Katie Britt will be the Republican nominee for U.S. Senate, mimicking her comfortable lead as the frontrunner during the initial primary election in May.
The former Business Council of Alabama president and CEO, and chief of staff to outgoing Republican Sen. Richard Shelby, had secured 65 percent of the vote on Tuesday, 32 percentage points ahead of Congressman Mo Brooks, as of the time of publication.
Britt had finished with 45 percent of the vote in the primary compared to 29 percent of the vote going to Brooks.
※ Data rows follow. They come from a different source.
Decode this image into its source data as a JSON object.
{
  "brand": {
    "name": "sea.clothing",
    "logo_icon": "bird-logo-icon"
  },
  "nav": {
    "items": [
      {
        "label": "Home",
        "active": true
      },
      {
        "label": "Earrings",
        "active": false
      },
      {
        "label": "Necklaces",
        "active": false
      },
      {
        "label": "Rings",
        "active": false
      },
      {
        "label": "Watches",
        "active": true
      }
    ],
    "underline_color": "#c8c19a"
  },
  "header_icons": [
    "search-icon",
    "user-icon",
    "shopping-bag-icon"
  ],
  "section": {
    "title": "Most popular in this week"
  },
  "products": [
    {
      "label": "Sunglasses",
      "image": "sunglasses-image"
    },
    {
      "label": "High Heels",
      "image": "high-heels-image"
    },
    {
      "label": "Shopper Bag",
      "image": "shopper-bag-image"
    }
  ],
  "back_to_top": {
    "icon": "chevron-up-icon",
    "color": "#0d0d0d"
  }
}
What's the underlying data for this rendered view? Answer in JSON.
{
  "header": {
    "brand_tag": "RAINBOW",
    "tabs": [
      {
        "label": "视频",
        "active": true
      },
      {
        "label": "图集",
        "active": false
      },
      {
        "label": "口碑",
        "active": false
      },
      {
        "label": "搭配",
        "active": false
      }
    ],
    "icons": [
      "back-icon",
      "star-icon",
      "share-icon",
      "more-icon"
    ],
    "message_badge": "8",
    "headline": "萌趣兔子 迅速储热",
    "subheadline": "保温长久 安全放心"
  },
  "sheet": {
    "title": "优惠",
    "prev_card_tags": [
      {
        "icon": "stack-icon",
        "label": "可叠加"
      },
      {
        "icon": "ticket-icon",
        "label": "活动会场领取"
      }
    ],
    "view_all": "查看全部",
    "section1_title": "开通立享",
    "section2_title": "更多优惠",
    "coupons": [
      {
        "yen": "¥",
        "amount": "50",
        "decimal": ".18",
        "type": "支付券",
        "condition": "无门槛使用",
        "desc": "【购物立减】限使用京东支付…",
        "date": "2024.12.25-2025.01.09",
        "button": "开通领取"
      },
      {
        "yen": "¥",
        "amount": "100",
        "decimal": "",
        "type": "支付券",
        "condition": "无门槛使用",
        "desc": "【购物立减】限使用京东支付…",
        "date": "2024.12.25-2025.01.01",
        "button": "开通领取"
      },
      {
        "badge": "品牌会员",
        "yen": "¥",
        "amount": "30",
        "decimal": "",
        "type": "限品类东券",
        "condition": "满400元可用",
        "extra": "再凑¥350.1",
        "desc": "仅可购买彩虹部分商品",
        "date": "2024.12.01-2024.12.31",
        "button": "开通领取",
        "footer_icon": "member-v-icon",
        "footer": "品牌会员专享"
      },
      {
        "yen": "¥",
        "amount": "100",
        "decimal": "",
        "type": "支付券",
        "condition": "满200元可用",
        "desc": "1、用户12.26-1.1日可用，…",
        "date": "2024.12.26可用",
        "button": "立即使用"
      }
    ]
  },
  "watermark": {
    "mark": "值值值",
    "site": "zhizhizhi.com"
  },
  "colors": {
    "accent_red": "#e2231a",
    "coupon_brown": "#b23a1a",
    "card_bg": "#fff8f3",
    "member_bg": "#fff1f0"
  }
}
Third-place finisher Mike Durant called out Britt after failing to make the runoff but stopped short of endorsing Brooks.
Brooks tried to eat away at the deficit over the past three weeks by painting Britt as the big-money candidate backed by the establishment, particularly Senate Minority Leader Mitch McConnell.
Britt continued her same campaign messaging but notably declined to engage in a debate with Brooks.
“I would love the opportunity for a debate, but unfortunately Congressman Brooks is more interested in creating a circus,” Britt told News 19.
Brooks criticized Britt as “hiding” from the public, noting that both he and Britt had criticized Durant for avoiding a debate before the primary.
Meanwhile, both candidates continued to seek the endorsement of former president Donald Trump. Trump had originally endorsed Brooks, but rescinded his support nearly two months before the primary, leading to a very public falling out between the two. Still, Trump had not endorsed either of Brooks’ opponents in the primary, and Brooks had expressed hope as late as last 10 days ago that Trump, at the very least, would continue to stay out of the race.
However, Trump finally gave his endorsement to Britt on June 10, reminding voters that Brooks had “gone woke” at the Cullman, Alabama, rally at which Brooks encouraged voters to put the 2020 election behind them.
“He foolishly started listening to the wrong consultants and not to the people, and his 54-point lead evaporated overnight,” Trump said in the endorsement.
Trump’s endorsement came after post-primary polls showed Britt maintaining a double-digit lead over Brooks among likely voters.
When Brooks finished second in the primary, he told supporters his campaign had “come back from the dead” like Lazarus. Ultimately, that revival may have been enough to prolong the campaign, but fell well short of defeating Britt for the nomination.
Britt will face Democratic nominee Will Boyd in the midterm election, which is scheduled for Nov. 8.